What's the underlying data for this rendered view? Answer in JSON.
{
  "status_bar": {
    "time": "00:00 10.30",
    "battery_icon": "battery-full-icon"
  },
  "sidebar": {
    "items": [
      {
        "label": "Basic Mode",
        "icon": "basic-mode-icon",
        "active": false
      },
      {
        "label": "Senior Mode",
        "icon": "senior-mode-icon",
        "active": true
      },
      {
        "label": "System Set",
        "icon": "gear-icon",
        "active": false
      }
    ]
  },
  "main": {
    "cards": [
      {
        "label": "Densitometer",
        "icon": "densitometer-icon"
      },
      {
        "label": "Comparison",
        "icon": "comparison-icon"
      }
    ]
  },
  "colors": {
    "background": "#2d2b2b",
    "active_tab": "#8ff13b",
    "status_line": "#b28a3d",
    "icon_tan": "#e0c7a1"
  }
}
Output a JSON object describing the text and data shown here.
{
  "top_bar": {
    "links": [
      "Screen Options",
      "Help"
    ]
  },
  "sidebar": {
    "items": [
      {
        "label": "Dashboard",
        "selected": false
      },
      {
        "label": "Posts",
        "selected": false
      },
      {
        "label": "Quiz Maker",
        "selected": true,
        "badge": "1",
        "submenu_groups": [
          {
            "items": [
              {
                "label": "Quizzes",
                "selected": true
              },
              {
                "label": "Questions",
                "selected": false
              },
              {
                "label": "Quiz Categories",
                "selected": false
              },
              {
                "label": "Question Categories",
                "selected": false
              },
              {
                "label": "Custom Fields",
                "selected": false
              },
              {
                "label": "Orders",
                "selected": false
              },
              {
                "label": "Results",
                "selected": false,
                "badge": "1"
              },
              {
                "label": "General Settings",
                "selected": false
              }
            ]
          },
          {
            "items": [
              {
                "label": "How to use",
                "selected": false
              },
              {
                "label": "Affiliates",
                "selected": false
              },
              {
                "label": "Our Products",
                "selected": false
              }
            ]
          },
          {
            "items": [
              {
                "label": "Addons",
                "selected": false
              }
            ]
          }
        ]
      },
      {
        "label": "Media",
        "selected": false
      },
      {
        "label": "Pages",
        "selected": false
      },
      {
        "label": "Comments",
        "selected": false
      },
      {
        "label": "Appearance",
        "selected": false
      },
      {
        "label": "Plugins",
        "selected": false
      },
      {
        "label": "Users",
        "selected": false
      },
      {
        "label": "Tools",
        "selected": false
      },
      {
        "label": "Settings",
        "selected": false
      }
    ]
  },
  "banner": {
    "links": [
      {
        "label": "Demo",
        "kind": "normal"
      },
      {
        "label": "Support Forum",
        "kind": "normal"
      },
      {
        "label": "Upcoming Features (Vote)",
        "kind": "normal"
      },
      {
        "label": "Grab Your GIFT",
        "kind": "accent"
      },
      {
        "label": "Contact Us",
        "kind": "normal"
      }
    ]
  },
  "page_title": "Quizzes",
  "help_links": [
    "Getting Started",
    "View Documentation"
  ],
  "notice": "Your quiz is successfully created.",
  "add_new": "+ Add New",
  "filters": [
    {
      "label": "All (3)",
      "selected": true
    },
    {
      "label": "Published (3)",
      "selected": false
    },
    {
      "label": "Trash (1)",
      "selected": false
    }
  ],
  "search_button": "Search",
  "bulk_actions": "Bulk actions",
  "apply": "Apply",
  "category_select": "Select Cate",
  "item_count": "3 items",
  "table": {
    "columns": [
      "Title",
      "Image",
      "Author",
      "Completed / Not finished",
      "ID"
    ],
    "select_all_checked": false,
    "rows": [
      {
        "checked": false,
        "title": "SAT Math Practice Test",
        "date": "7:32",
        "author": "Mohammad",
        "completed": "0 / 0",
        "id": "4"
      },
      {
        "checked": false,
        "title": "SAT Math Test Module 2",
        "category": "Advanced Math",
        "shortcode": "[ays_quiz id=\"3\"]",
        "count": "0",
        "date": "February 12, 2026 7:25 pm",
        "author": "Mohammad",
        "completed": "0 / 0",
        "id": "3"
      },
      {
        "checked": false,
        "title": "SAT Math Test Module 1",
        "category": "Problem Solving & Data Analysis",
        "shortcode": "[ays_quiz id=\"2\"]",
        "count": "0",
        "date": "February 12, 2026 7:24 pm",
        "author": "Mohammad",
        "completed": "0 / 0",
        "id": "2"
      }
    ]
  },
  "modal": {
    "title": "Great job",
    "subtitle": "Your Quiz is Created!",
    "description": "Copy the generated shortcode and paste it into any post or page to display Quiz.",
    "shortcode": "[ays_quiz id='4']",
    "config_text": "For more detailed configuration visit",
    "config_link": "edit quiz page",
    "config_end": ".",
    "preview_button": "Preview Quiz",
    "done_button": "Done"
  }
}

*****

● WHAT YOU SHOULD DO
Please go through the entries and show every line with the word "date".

● REPLY
        "date": "7:32",
        "date": "February 12, 2026 7:25 pm",
        "date": "February 12, 2026 7:24 pm",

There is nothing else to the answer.